> _INSTRUCTIONS FOR THE TASK_
After locating the line containing "Extract the structured" in the entries below, please write out that line and the rest through the end exactly. Omit pictures.

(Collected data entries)
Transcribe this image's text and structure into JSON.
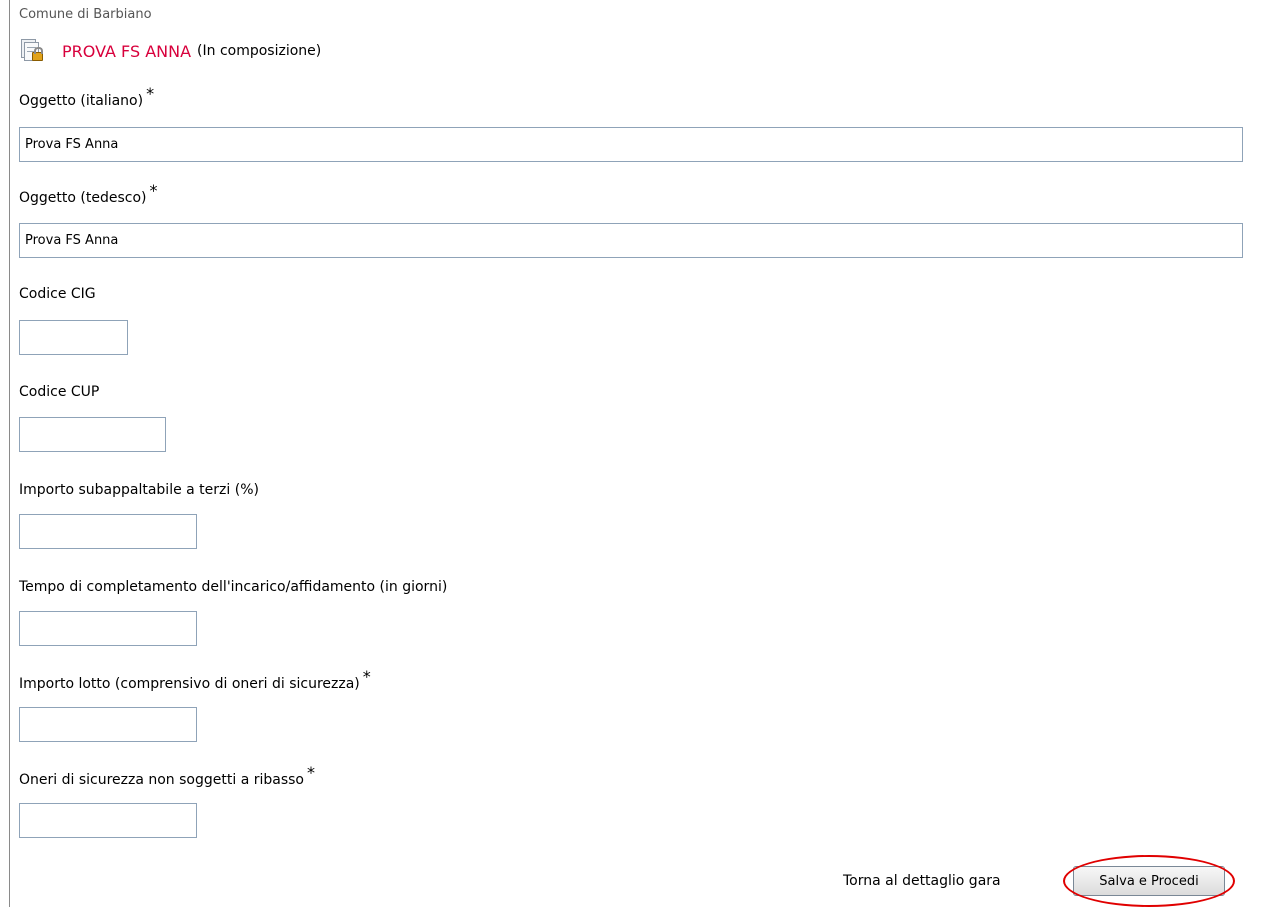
{
  "header": {
    "organization": "Comune di Barbiano",
    "title": "PROVA FS ANNA",
    "status": "(In composizione)",
    "icon": "locked-document-icon"
  },
  "form": {
    "required_marker": "*",
    "oggetto_it": {
      "label": "Oggetto (italiano)",
      "value": "Prova FS Anna"
    },
    "oggetto_de": {
      "label": "Oggetto (tedesco)",
      "value": "Prova FS Anna"
    },
    "codice_cig": {
      "label": "Codice CIG",
      "value": ""
    },
    "codice_cup": {
      "label": "Codice CUP",
      "value": ""
    },
    "importo_subappaltabile": {
      "label": "Importo subappaltabile a terzi (%)",
      "value": ""
    },
    "tempo_completamento": {
      "label": "Tempo di completamento dell'incarico/affidamento (in giorni)",
      "value": ""
    },
    "importo_lotto": {
      "label": "Importo lotto (comprensivo di oneri di sicurezza)",
      "value": ""
    },
    "oneri_sicurezza": {
      "label": "Oneri di sicurezza non soggetti a ribasso",
      "value": ""
    }
  },
  "actions": {
    "back_link": "Torna al dettaglio gara",
    "submit_label": "Salva e Procedi"
  },
  "colors": {
    "title": "#d8003c",
    "highlight": "#e00000",
    "input_border": "#8fa3b8"
  }
}
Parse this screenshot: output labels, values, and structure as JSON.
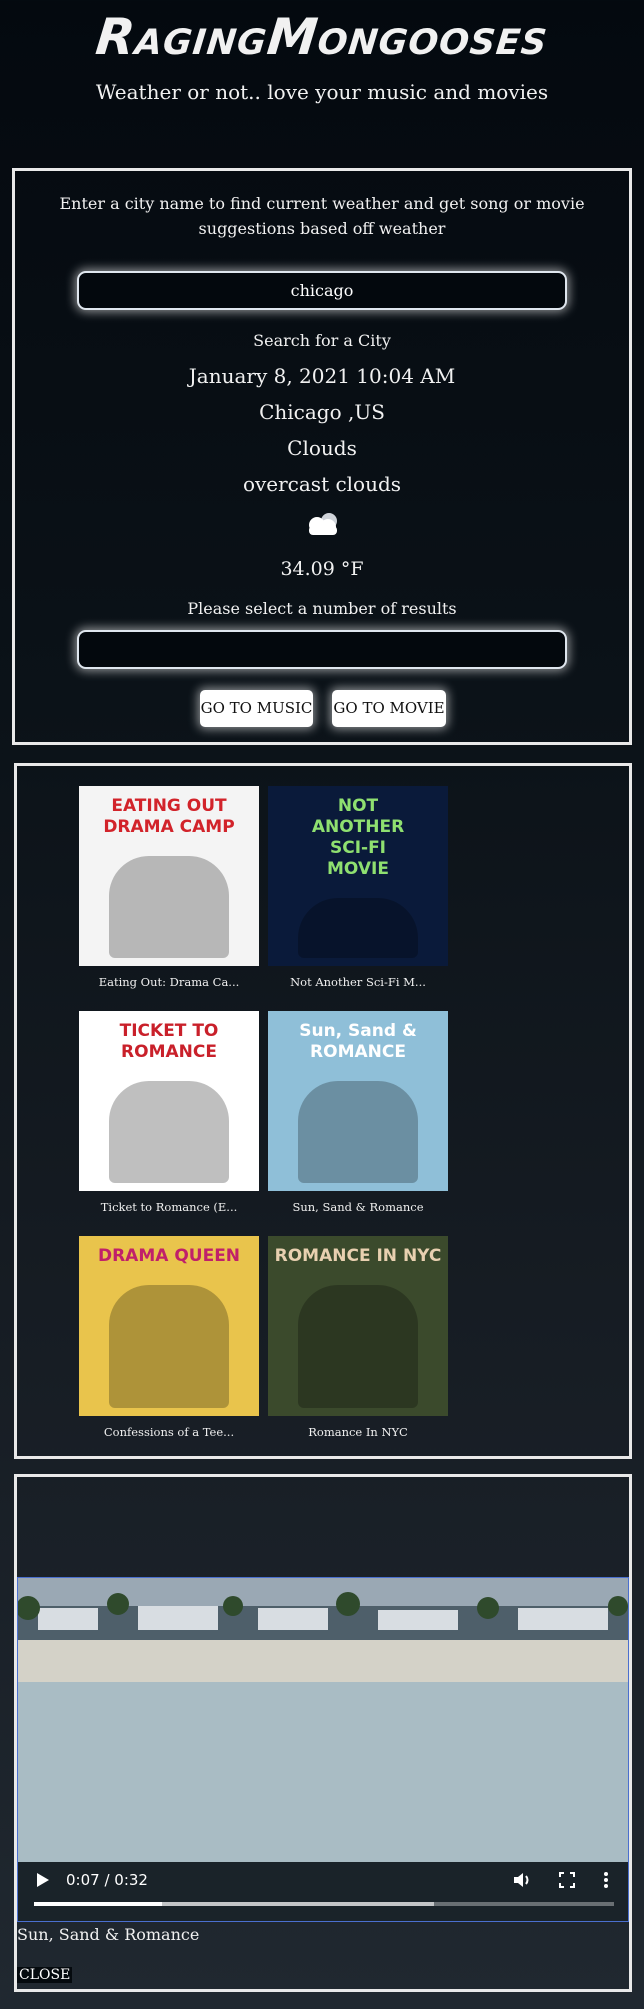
{
  "header": {
    "logo": "RagingMongooses",
    "tagline": "Weather or not.. love your music and movies"
  },
  "search": {
    "intro": "Enter a city name to find current weather and get song or movie suggestions based off weather",
    "city_value": "chicago",
    "results_value": "",
    "status": "Search for a City",
    "datetime": "January 8, 2021 10:04 AM",
    "city": "Chicago ,US",
    "condition": "Clouds",
    "description": "overcast clouds",
    "weather_icon": "cloud-icon",
    "temperature": "34.09 °F",
    "results_prompt": "Please select a number of results",
    "music_button": "GO TO MUSIC",
    "movie_button": "GO TO MOVIE"
  },
  "movies": [
    {
      "caption": "Eating Out: Drama Ca...",
      "poster_text": [
        "EATING OUT",
        "DRAMA CAMP"
      ],
      "bg": "#f4f4f4",
      "fg": "#d2232a"
    },
    {
      "caption": "Not Another Sci-Fi M...",
      "poster_text": [
        "NOT",
        "ANOTHER",
        "SCI-FI",
        "MOVIE"
      ],
      "bg": "#0a1a3a",
      "fg": "#8fe070"
    },
    {
      "caption": "Ticket to Romance (E...",
      "poster_text": [
        "TICKET TO",
        "ROMANCE"
      ],
      "bg": "#ffffff",
      "fg": "#c9202a"
    },
    {
      "caption": "Sun, Sand & Romance",
      "poster_text": [
        "Sun, Sand &",
        "ROMANCE"
      ],
      "bg": "#8fbfd8",
      "fg": "#ffffff"
    },
    {
      "caption": "Confessions of a Tee...",
      "poster_text": [
        "DRAMA QUEEN"
      ],
      "bg": "#e9c44c",
      "fg": "#c0206a"
    },
    {
      "caption": "Romance In NYC",
      "poster_text": [
        "ROMANCE IN NYC"
      ],
      "bg": "#3b4a2c",
      "fg": "#e8d0b0"
    }
  ],
  "video": {
    "time": "0:07 / 0:32",
    "progress": 0.22,
    "buffered": 0.69,
    "title": "Sun, Sand & Romance",
    "close_label": "CLOSE"
  }
}
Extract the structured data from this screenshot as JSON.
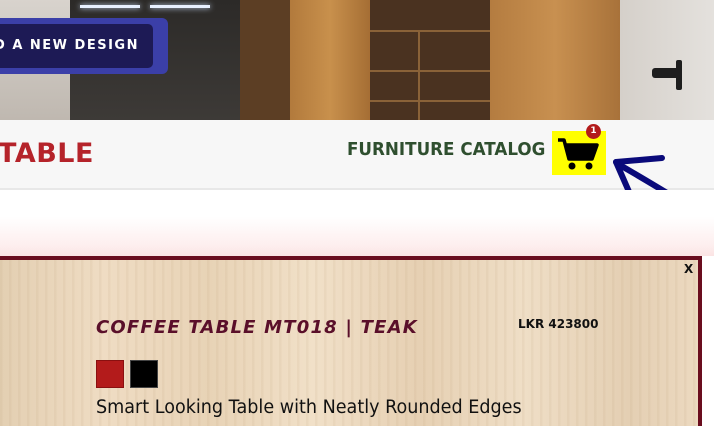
{
  "hero": {
    "design_button_label": "D A NEW DESIGN"
  },
  "header": {
    "logo_text": "TABLE",
    "catalog_link": "FURNITURE CATALOG",
    "cart_icon": "shopping-cart-icon",
    "cart_count": "1"
  },
  "product": {
    "close_label": "X",
    "title": "COFFEE TABLE MT018 | TEAK",
    "price": "LKR 423800",
    "color_swatches": [
      "#b31b1b",
      "#000000"
    ],
    "description": "Smart Looking Table with Neatly Rounded Edges"
  },
  "colors": {
    "brand_red": "#b5232a",
    "catalog_green": "#2f4f2f",
    "cart_highlight": "#ffff00",
    "panel_border": "#6a0d1e",
    "annotation_arrow": "#0a0a7a"
  }
}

> _SOLUTION FOR THIS EXERCISE_
Extract the structured data from this screenshot as JSON.
{
  "hero": {
    "design_button_label": "D A NEW DESIGN"
  },
  "header": {
    "logo_text": "TABLE",
    "catalog_link": "FURNITURE CATALOG",
    "cart_icon": "shopping-cart-icon",
    "cart_count": "1"
  },
  "product": {
    "close_label": "X",
    "title": "COFFEE TABLE MT018 | TEAK",
    "price": "LKR 423800",
    "color_swatches": [
      "#b31b1b",
      "#000000"
    ],
    "description": "Smart Looking Table with Neatly Rounded Edges"
  },
  "colors": {
    "brand_red": "#b5232a",
    "catalog_green": "#2f4f2f",
    "cart_highlight": "#ffff00",
    "panel_border": "#6a0d1e",
    "annotation_arrow": "#0a0a7a"
  }
}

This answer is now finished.